_TASK OBJECTIVE_. With the pictures left out, write every entry down exactly.
|---|
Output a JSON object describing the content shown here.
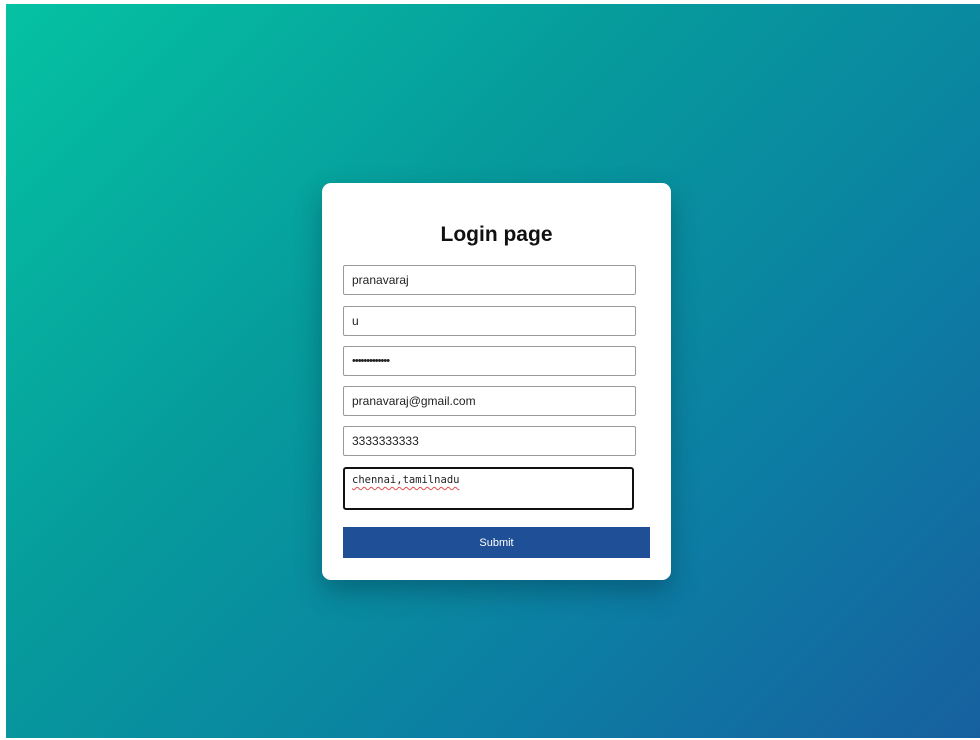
{
  "form": {
    "title": "Login page",
    "fields": {
      "username": "pranavaraj",
      "initial": "u",
      "password": "•••••••••••••",
      "email": "pranavaraj@gmail.com",
      "phone": "3333333333",
      "address": "chennai,tamilnadu"
    },
    "submit_label": "Submit"
  },
  "colors": {
    "gradient_start": "#05c2a2",
    "gradient_end": "#1760a0",
    "button": "#1f4f96"
  }
}
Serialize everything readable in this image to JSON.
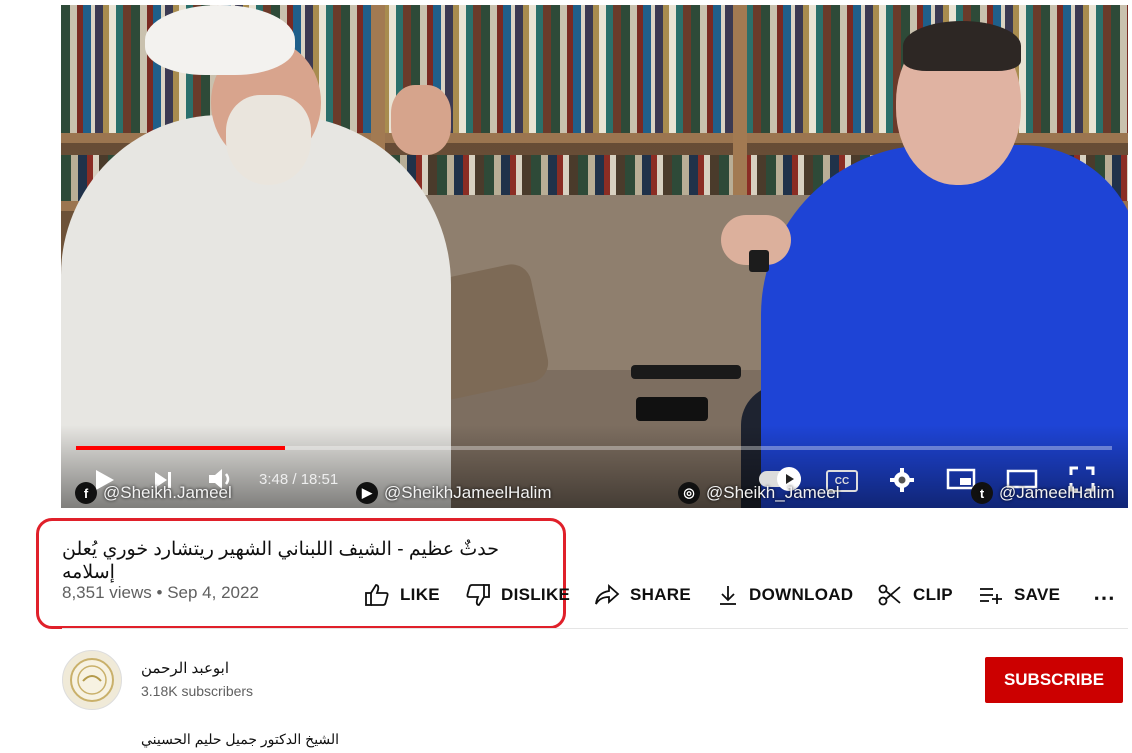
{
  "player": {
    "current_time": "3:48",
    "duration": "18:51",
    "time_text": "3:48 / 18:51",
    "progress_fraction": 0.2016,
    "progress_color": "#ff0000",
    "cc_label": "CC",
    "social": {
      "facebook": "@Sheikh.Jameel",
      "youtube": "@SheikhJameelHalim",
      "instagram": "@Sheikh_Jameel",
      "twitter": "@JameelHalim"
    }
  },
  "video": {
    "title": "حدثٌ عظيم - الشيف اللبناني الشهير ريتشارد خوري يُعلن إسلامه",
    "views": "8,351 views",
    "separator": "•",
    "date": "Sep 4, 2022"
  },
  "actions": {
    "like": "LIKE",
    "dislike": "DISLIKE",
    "share": "SHARE",
    "download": "DOWNLOAD",
    "clip": "CLIP",
    "save": "SAVE",
    "more": "⋯"
  },
  "channel": {
    "name": "ابوعبد الرحمن",
    "subscribers": "3.18K subscribers",
    "subscribe_label": "SUBSCRIBE",
    "subscribe_color": "#cc0000"
  },
  "description": {
    "first_line": "الشيخ الدكتور جميل حليم الحسيني"
  },
  "highlight_color": "#e0202a"
}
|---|
_ANSWER TO THIS PROBLEM_.
Output a JSON object describing the content shown here.
{
  "form": {
    "title": "Login page",
    "fields": {
      "username": "pranavaraj",
      "initial": "u",
      "password": "•••••••••••••",
      "email": "pranavaraj@gmail.com",
      "phone": "3333333333",
      "address": "chennai,tamilnadu"
    },
    "submit_label": "Submit"
  },
  "colors": {
    "gradient_start": "#05c2a2",
    "gradient_end": "#1760a0",
    "button": "#1f4f96"
  }
}
Serialize everything readable in this image to JSON.
{
  "player": {
    "current_time": "3:48",
    "duration": "18:51",
    "time_text": "3:48 / 18:51",
    "progress_fraction": 0.2016,
    "progress_color": "#ff0000",
    "cc_label": "CC",
    "social": {
      "facebook": "@Sheikh.Jameel",
      "youtube": "@SheikhJameelHalim",
      "instagram": "@Sheikh_Jameel",
      "twitter": "@JameelHalim"
    }
  },
  "video": {
    "title": "حدثٌ عظيم - الشيف اللبناني الشهير ريتشارد خوري يُعلن إسلامه",
    "views": "8,351 views",
    "separator": "•",
    "date": "Sep 4, 2022"
  },
  "actions": {
    "like": "LIKE",
    "dislike": "DISLIKE",
    "share": "SHARE",
    "download": "DOWNLOAD",
    "clip": "CLIP",
    "save": "SAVE",
    "more": "⋯"
  },
  "channel": {
    "name": "ابوعبد الرحمن",
    "subscribers": "3.18K subscribers",
    "subscribe_label": "SUBSCRIBE",
    "subscribe_color": "#cc0000"
  },
  "description": {
    "first_line": "الشيخ الدكتور جميل حليم الحسيني"
  },
  "highlight_color": "#e0202a"
}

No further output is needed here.